→ **Exercise objective**:
Which lines hold the string "icon"? Copy each of them from the material below.

→ **Dataset records**:

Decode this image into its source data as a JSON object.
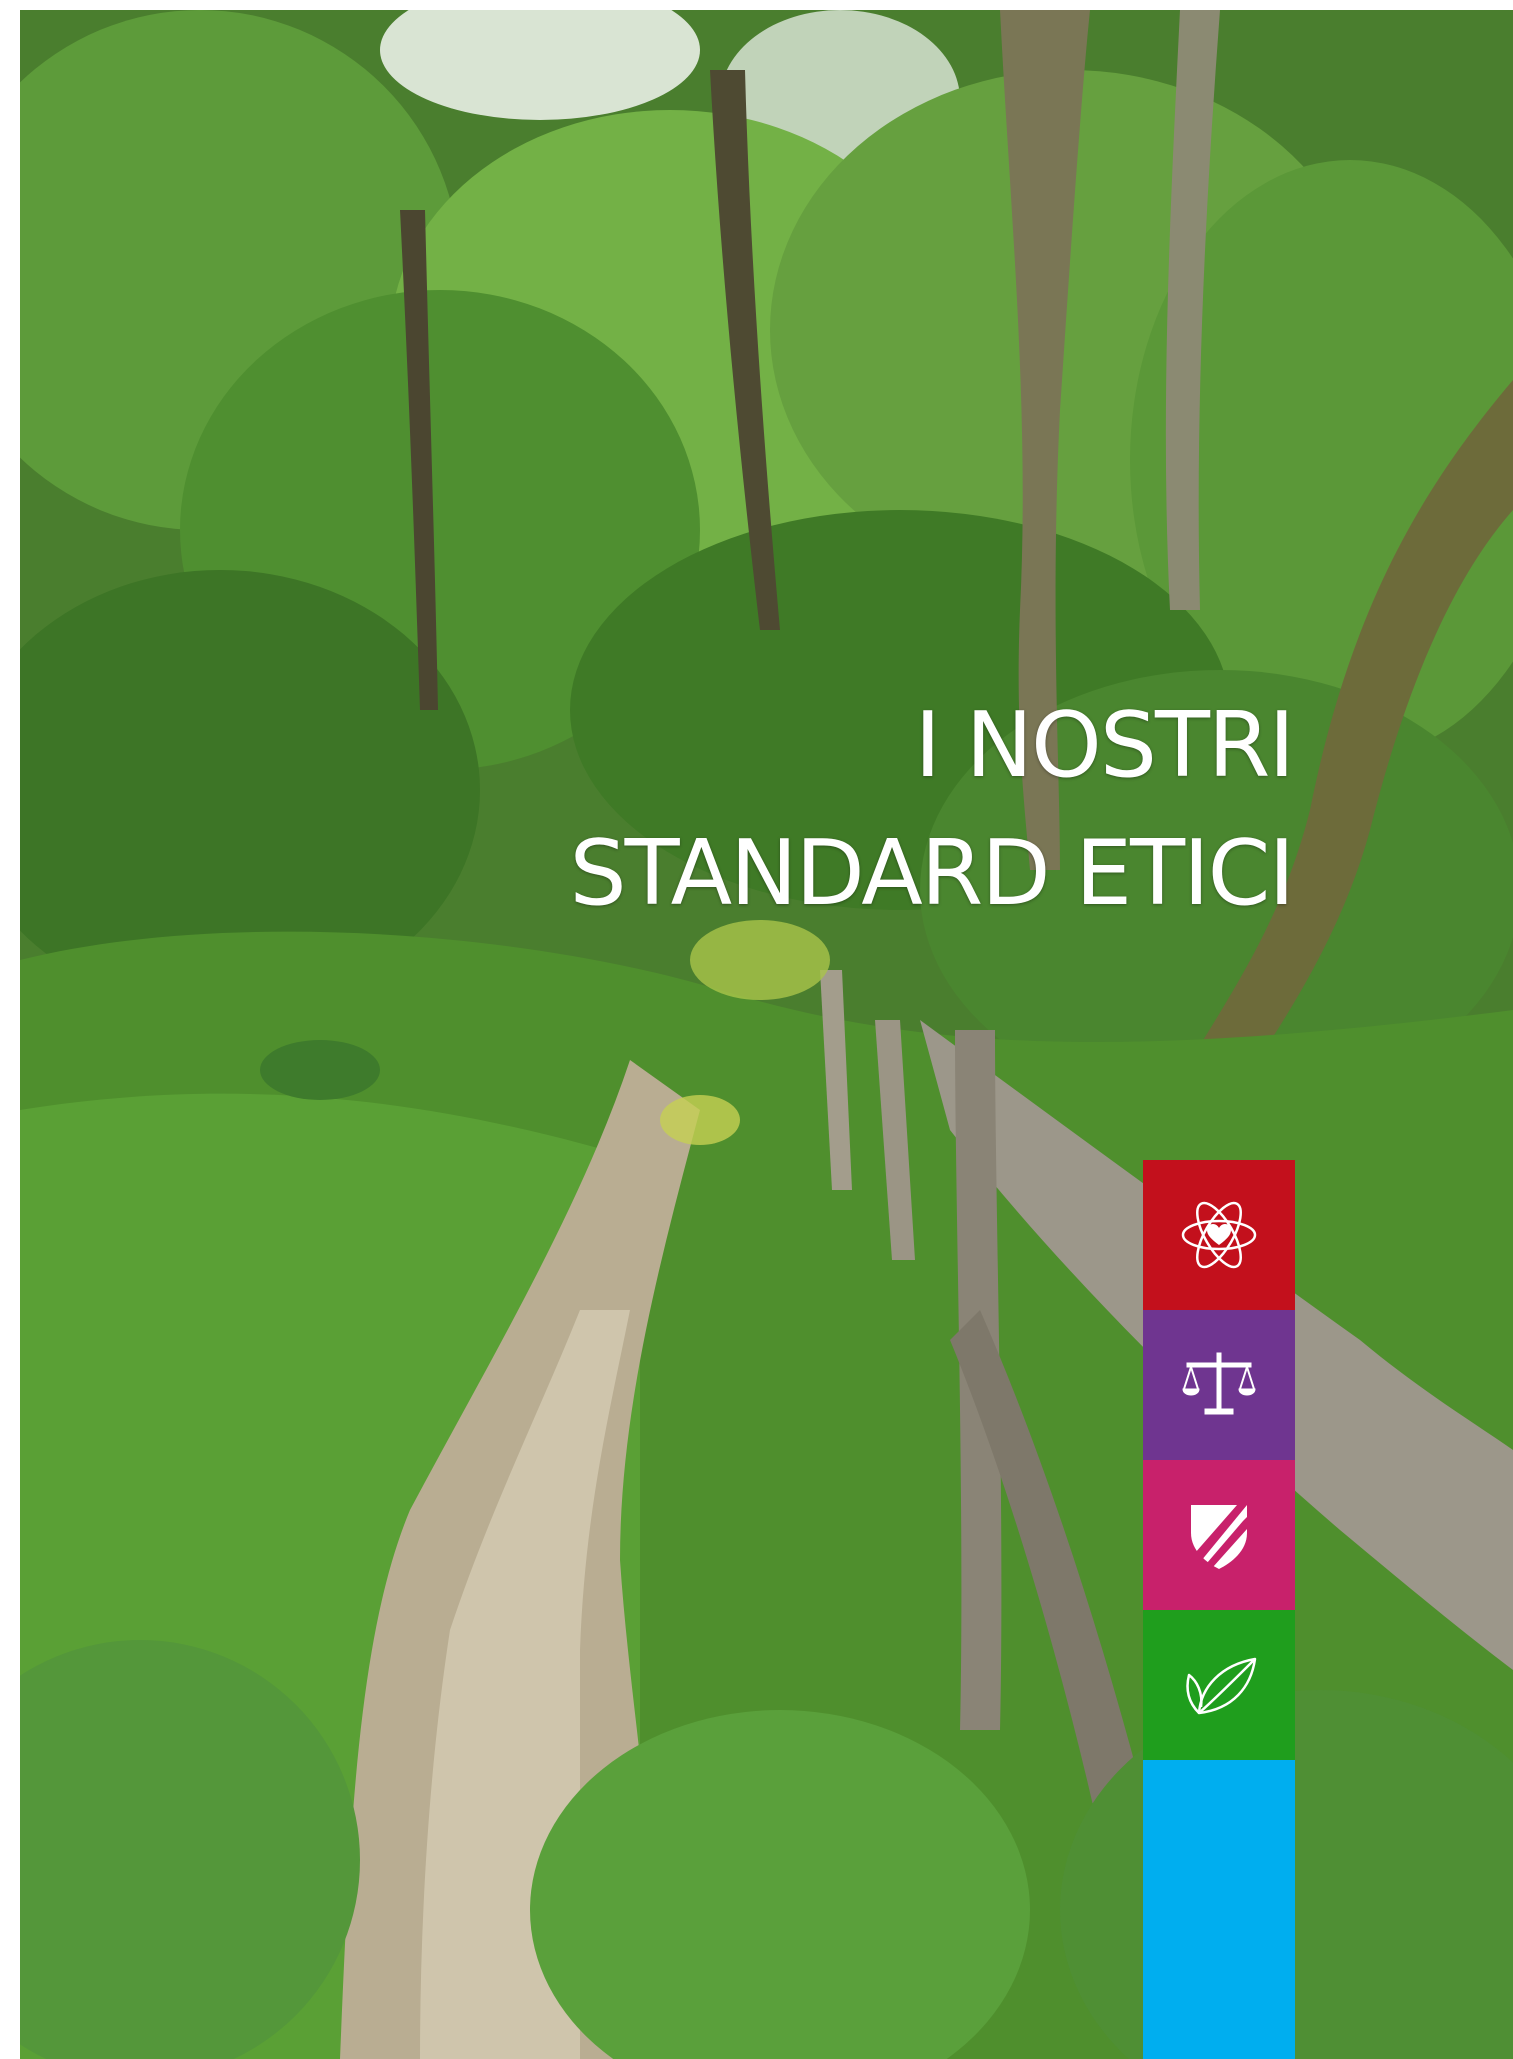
{
  "cover": {
    "title_line_1": "I NOSTRI",
    "title_line_2": "STANDARD ETICI"
  },
  "tiles": [
    {
      "icon": "atom-heart-icon",
      "color": "#c3101c"
    },
    {
      "icon": "balance-scale-icon",
      "color": "#6f3590"
    },
    {
      "icon": "shield-icon",
      "color": "#c8216b"
    },
    {
      "icon": "leaf-icon",
      "color": "#1f9e1d"
    },
    {
      "icon": "",
      "color": "#00aeef"
    }
  ]
}
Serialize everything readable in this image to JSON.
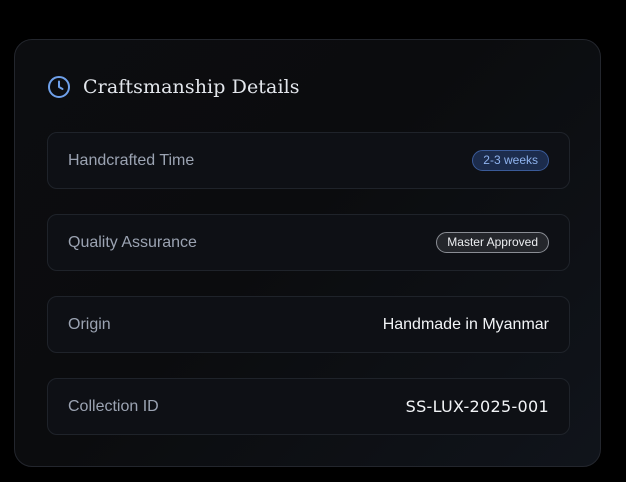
{
  "card": {
    "title": "Craftsmanship Details",
    "icon": "clock-icon",
    "accent_color": "#6fa0ea"
  },
  "rows": [
    {
      "label": "Handcrafted Time",
      "value": "2-3 weeks",
      "type": "badge",
      "badge_style": "blue"
    },
    {
      "label": "Quality Assurance",
      "value": "Master Approved",
      "type": "badge",
      "badge_style": "gray"
    },
    {
      "label": "Origin",
      "value": "Handmade in Myanmar",
      "type": "text"
    },
    {
      "label": "Collection ID",
      "value": "SS-LUX-2025-001",
      "type": "mono"
    }
  ]
}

→ **Answer to this problem**:
      "icon": "atom-heart-icon",
      "icon": "balance-scale-icon",
      "icon": "shield-icon",
      "icon": "leaf-icon",
      "icon": "",
    "icon": "clock-icon",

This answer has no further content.